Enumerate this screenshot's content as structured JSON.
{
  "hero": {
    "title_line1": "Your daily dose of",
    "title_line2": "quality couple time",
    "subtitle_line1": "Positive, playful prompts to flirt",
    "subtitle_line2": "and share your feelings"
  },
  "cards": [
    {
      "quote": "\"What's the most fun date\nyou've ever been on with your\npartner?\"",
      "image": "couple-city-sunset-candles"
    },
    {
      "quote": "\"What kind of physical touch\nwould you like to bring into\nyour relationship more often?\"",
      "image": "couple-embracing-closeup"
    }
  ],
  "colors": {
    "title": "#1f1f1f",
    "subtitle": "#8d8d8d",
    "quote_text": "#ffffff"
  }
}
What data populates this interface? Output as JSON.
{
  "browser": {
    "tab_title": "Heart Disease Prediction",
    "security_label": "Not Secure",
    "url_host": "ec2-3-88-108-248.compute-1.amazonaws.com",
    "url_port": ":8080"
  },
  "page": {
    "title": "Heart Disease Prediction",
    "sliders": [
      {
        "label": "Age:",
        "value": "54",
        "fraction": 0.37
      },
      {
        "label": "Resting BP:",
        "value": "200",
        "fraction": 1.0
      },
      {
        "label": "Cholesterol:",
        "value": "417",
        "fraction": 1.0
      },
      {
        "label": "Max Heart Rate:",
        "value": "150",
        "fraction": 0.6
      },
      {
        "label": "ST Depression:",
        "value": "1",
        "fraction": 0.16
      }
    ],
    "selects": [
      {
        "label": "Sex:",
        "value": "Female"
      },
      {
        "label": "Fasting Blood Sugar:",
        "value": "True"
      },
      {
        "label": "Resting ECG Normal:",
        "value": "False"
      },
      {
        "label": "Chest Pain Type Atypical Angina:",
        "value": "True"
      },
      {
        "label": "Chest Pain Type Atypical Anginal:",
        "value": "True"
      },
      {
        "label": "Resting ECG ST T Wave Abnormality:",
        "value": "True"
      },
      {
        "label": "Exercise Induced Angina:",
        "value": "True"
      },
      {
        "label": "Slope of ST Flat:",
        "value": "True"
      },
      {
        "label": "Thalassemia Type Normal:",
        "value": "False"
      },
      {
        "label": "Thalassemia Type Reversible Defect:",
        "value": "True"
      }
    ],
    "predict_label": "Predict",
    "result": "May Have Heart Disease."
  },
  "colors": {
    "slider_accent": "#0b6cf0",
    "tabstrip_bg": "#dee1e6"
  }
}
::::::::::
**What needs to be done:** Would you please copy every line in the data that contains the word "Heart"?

**Response for this exercise:**
    "tab_title": "Heart Disease Prediction",
    "title": "Heart Disease Prediction",
        "label": "Max Heart Rate:",
    "result": "May Have Heart Disease."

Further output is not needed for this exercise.